More than three quarters of parents think their child will need at least an undergraduate degree to fulfil important goals in their life, according to new research from HSBC. And half think that their child will need a postgraduate qualification.
The independent study commissioned by HSBC surveyed 5,550 parents in 16 countries and territories around the world.
Parents in emerging economies are most likely to think university qualifications are essential, The Value of Education Learning for life report shows. More than nine out of 10 in Mexico, Indonesia, Malaysia, the UAE, India, China and Turkey see an undergraduate degree as essential. Nearly nine out of 10 in India and four out of five in the UAE say that their child will need a master’s degree or higher.
Many parents recognise that it is more challenging than ever for younger generations to compete in the job market
Charlie Nunn, Group Head of Wealth Management, HSBC, said: “An increasingly competitive job market and better access to higher education has made it more difficult for graduates worldwide to stand out from their peers. In many places there is a clear view that an undergraduate degree alone will not be enough.”
Parents in developed economies place less emphasis on postgraduate qualifications, however. Those in Australia, the UK, France and Canada are more likely to say that vocational training is the highest level of qualification their child will need.
While opinions differ on what level of qualification is desirable, parents everywhere are ready to go to great lengths to secure a good education for their children. Some start while their children are still very young: nearly two in five parents worldwide have paid for extra tuition to give their child a boost at primary school. More than three in four have paid or would be prepared to pay for extra tuition at some point during a child’s education.
The majority of parents continue to support their children financially throughout higher education. Ninety-five per cent make or plan to make some contribution towards tuition fees and/or living expenses.

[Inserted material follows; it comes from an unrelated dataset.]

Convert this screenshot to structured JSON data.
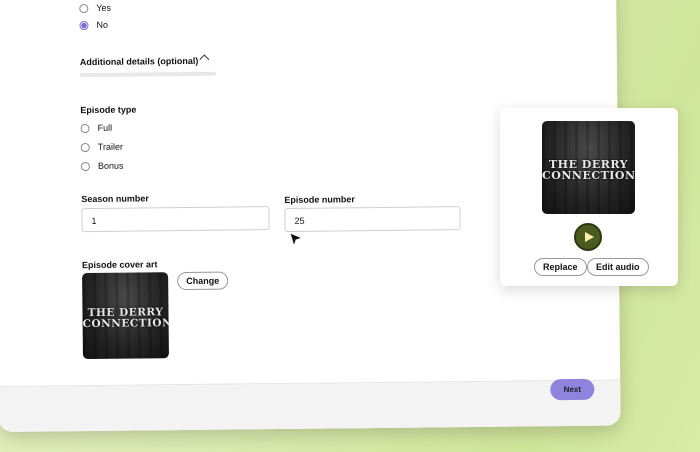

While many parents hope to pay for university by drawing on savings and investments, this can be challenging. More than a quarter take out loans, or expect to do so. Parents in China, Australia, Malaysia, the US and the UK who have taken or expect to take on debt to support their children think they will need more than eight years to pay it off.
Learning to become financially responsible is also seen by parents as an important part of the university experience, however, and many students make a personal contribution towards costs. Around half of parents who expect their child to contribute to their own university costs think they will take on paid work alongside study, the report shows. A similar proportion of parents expect their children will need to take out loans.
Mr Nunn said: “Many parents recognise that it is more challenging than ever for younger generations to compete in the job market – and they are willing to help children get a good education and achieve their aspirations. The high costs make it important to start planning and saving early.”
The Value of Education Learning for life is an independent research study by Ipsos MORI for HSBC. It represents the views of 5,550 parents in 16 countries and territories: Australia, Brazil, Canada, China, France, Hong Kong, India, Indonesia, Malaysia, Mexico, Singapore, Taiwan, Turkey, the United Arab Emirates, the UK and the US. The findings are based on a nationally representative survey of parents in each country with at least one child aged 23 or younger who is currently, or will soon be, in education. Ipsos MORI conducted the online survey in March and April 2015.